Outline and evaluate research into obedience (12) In Milgram's original obedience to authority study, his aims were to set up a situation in which single individuals were ordered to act against a stranger in an inhumane way and to see at what point they would refuse to obey the order. Milgram advertised for male volunteers by placing an advert in a local paper, which offered $4.50 as payment for taking part in a study of 'punishment and learning'. 40 respondents from a range of backgrounds were selected and were told to attend the laboratory in Yale University. They were greeted by the experimenter, and were introduced to a 'supposedly' participant, Mr Wallace, but actually he was a confederate. They were both experienced to a role-assignment but it was rigged so that the real participant was the teacher. The experimenter explained to the teacher that it was his job to teach the learner a series of word pairs and then test their recall. If an error was made in the answer, an electric shock was made, starting from 15V working upwards each time. As the shocks became higher, the learner screamed and became more dramatic, and complained of a weak heart at around 180V. The participants showed signs of extreme tension, even showing nervous laughing fits, but they were still told to 'please go on' even though they didn't want to continue. Along side that, when the teacher refused
Compare how the past reveals feelings about a place in Nothings Changed with the ways another poet reveals feelings about a place or places in one other poem.
Essay Question: Compare how the past reveals feelings about a place in "Nothing's Changed" with the ways another poet reveals feelings about a place or places in one other poem. Nobody can help have feelings- they are a part of everyone. We feel differently towards an issue as different things happen to us. Feelings do not change with time. What we feel as a child stays with us even when we are older. Feelings can be positive or negative. The poets Tatamkhula Afrika and Grace Nichols are both trying to deliver a similar message about feelings.

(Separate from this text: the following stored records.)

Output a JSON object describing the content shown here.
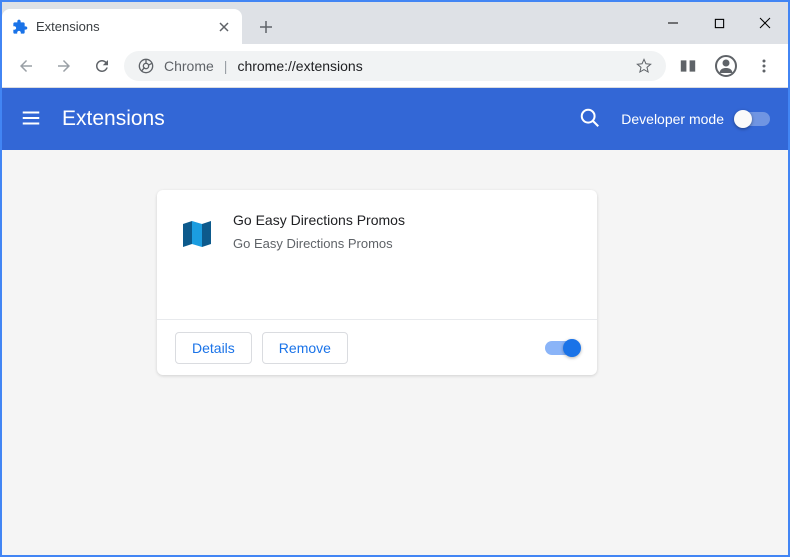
{
  "tab": {
    "title": "Extensions"
  },
  "omnibox": {
    "chrome_label": "Chrome",
    "url": "chrome://extensions"
  },
  "header": {
    "title": "Extensions",
    "dev_mode_label": "Developer mode",
    "dev_mode_enabled": false
  },
  "extension": {
    "name": "Go Easy Directions Promos",
    "description": "Go Easy Directions Promos",
    "details_label": "Details",
    "remove_label": "Remove",
    "enabled": true
  }
}
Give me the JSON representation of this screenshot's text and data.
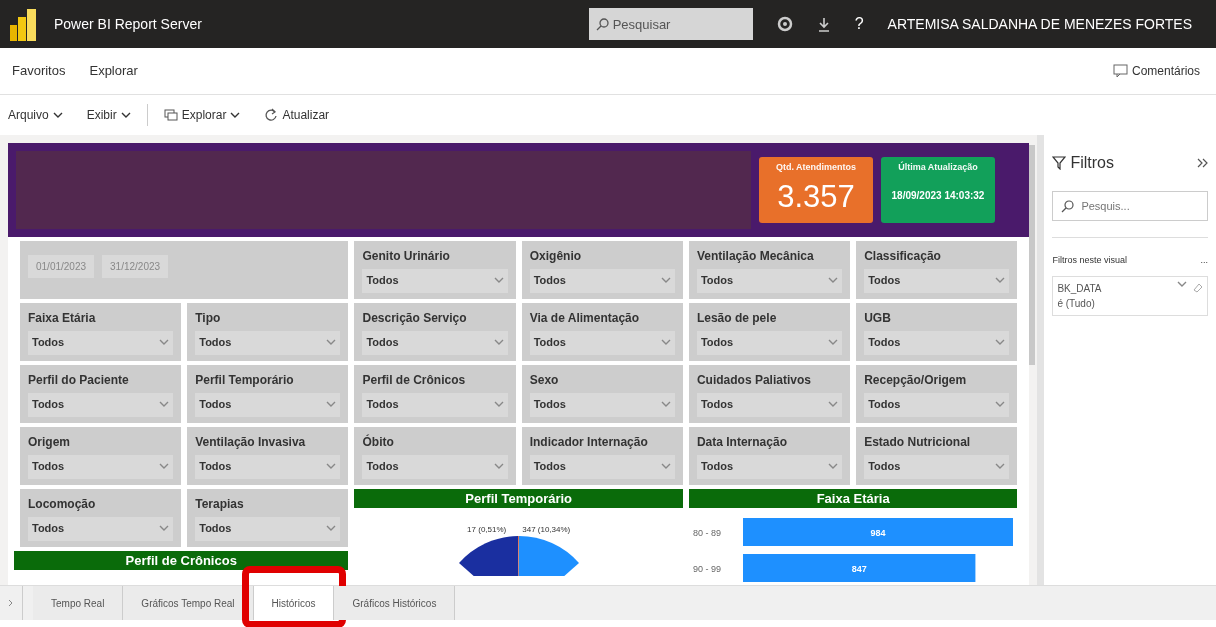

In the poem Nothing's changed, the poet is feeling anger towards the white people even though the Apartheid had been finished. "District Six. No board say it.... And the hot, white, inward turning anger of my eyes." This shows that the poet is feeling ferocity towards the People in District Six. This can be said because "District Six" has been written as a short, expletive sentence, which is full of anger. "No board says it: but my feet know" This shows that even though Apartheid has ended and all the boards which differentiate the black community from the white community have been removed, the poet still feels secluded from the community. "And my hands, and the skin about my bones, and the soft labouring of my lungs, and the hot, white, inward turning anger of my eyes." This shows that as he is walking along, his anger is